Most Travellers Would Support Border Management Technology
A new survey finds a 64% majority of British travellers would support new technology, at UK's borders, which analyses each passenger by the potential risk they present, if this led to an overall reduction in queues and enhanced security.
Media Coverage: Publication: Contingency Today
More than 200 million people cross the UK border each year. That number is growing with volumes and flows of people and goods across the border expected to continue to rise over the next five years.
In 2011, 70 million people used London Heathrow compared to 60 million ten years before. According to figures from the Civil Aviation Authority (CAA), UK airports handled 8.6 million (4.1%) more passengers in 2011 than in 2010.
In this scenario, traditional methods of border control will not cope in the long-term and are already proving prohibitively expensive as large numbers of qualified staff are needed to manage border control effectively. This has caused queues to continue to rise, leading to legitimate passenger grievances.
The British public are clamouring for a change of approach. A new survey finds that the majority of British travellers support the introduction of new technology that delivers greater security and efficiency at the UK's borders.
A study of more than 2,000 British adults, carried out by independent online polling firm, YouGov for SAS, the leader in business analytics software and services, finds that nearly two-thirds (64%) of British overseas travellers would support the current strict checks at border checking points being enhanced by technology that analyses each passenger by the potential risk they present, if this led to an overall reduction in queues and enhanced security.
The survey also reveals that just 9% of these travellers would oppose trials running at Britain's airports of new technology that assesses the potential level of risk posed by each individual and imposes the appropriate level of security checks based on this risk.
The survey demonstrates that the British public are open to the authorities exploring an alternative to existing blanket checks.
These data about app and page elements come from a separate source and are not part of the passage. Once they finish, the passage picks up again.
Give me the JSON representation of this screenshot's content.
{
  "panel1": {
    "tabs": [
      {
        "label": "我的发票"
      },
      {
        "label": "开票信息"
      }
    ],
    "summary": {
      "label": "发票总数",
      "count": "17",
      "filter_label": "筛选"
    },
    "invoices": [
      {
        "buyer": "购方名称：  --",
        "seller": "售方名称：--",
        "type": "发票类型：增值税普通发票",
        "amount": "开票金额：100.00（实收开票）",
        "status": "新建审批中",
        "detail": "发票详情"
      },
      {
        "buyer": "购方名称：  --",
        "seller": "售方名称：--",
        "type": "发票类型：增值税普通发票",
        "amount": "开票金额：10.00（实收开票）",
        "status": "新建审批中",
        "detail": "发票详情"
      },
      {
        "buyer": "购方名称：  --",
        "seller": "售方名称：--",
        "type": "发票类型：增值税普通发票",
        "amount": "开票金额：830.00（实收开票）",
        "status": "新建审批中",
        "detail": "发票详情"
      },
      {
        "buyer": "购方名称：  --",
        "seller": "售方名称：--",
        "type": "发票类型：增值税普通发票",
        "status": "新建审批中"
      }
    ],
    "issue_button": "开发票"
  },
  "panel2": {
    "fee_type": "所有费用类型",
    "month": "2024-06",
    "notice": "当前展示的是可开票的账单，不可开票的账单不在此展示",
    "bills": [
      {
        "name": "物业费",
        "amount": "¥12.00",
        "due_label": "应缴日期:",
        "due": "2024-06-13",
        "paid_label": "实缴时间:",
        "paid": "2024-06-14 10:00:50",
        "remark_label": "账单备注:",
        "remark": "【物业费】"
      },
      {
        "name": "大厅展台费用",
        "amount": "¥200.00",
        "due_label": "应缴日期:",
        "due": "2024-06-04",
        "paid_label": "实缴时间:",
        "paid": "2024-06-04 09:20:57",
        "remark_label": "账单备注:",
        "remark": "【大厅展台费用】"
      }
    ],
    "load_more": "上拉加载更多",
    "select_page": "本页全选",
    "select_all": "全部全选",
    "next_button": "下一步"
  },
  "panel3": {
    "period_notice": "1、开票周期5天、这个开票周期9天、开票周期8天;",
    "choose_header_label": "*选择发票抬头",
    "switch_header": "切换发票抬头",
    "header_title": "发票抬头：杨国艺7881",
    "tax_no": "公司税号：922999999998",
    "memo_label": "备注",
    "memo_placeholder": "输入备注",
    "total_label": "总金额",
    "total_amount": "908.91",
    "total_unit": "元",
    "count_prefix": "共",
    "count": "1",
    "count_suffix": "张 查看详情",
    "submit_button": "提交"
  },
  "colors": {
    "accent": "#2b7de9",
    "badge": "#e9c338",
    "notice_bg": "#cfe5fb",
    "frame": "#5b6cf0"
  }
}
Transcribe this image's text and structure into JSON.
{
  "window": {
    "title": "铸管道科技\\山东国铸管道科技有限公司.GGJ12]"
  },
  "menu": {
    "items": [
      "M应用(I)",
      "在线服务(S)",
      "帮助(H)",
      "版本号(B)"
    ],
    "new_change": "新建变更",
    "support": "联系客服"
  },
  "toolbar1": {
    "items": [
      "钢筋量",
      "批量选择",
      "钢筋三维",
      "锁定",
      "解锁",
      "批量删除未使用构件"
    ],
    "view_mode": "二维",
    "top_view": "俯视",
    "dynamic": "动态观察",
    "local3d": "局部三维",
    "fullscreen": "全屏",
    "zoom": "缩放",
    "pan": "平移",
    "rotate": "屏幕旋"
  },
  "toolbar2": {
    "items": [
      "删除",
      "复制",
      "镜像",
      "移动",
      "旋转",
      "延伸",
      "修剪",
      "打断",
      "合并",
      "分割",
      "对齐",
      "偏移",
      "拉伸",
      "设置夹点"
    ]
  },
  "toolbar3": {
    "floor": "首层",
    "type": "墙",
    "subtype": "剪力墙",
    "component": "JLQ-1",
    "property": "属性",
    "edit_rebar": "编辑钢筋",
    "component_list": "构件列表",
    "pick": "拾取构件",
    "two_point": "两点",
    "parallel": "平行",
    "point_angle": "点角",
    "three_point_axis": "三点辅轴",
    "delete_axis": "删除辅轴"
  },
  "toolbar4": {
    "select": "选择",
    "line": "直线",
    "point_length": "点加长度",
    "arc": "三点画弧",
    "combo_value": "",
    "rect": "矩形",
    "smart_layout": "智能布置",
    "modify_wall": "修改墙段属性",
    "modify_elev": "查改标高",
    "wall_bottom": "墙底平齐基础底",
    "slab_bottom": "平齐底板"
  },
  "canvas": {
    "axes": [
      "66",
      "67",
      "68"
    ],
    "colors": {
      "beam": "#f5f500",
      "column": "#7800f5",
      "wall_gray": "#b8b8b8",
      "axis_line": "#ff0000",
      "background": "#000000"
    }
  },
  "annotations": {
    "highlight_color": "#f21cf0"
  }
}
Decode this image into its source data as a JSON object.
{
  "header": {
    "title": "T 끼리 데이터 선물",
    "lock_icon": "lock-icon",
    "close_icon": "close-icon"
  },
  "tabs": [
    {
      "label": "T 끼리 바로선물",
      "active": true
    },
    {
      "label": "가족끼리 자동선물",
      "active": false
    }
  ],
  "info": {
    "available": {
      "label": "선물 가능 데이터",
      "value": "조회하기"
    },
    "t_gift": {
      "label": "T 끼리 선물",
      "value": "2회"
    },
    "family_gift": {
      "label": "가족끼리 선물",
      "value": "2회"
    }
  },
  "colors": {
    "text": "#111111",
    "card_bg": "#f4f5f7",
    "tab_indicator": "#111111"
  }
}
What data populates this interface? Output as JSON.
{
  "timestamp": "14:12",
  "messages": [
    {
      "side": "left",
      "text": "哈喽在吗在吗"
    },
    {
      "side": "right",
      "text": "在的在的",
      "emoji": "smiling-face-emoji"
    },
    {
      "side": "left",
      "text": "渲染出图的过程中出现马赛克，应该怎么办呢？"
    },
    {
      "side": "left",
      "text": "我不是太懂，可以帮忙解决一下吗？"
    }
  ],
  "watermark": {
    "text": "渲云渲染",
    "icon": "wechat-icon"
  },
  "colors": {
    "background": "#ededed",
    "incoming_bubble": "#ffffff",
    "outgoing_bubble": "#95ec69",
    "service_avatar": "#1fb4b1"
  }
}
These checks, where all passengers are subject to the same rigorous procedures, have resulted in long delays and have not made us any more efficient at identifying illegal immigrants or high-risk individuals.
In contrast, risk profiling, which uses intelligence, data analytics and behavioural modelling to assess the risk individuals pose can actually significantly enhance protection, cutting queues while detecting more high-risk individuals coming into the UK. This is what we saw in last year's borders pilot immigration scheme, which despite the negative publicity, was successful in its primary objective of detecting more high-risk individuals trying to enter the country illegally from Europe.
This kind of profiling is increasingly being deployed around the world – and SAS® is involved in delivering the technology that supports it. The concepts behind profiling are well established in a range of industry sectors, including most notably financial services and banking, where it is used to detect fraud, to decide whether an individual is a suitable candidate for a mortgage or a loan, or to assess whether a specific transaction should go through.
Utilising the same techniques, SAS® is also involved in cargo profiling at borders. The Korea Customs Service (KCS) uses SAS® to implement advanced risk management with a high detection rate, improving the effective inspection of imported goods and detection of illegitimate goods. The SAS® solution has enabled more specific and accurate sorting of illegal cargo, helping to drive up overall detection rates by more than 20 per cent.
Airport-Technology: Majority of passengers support security technology at airports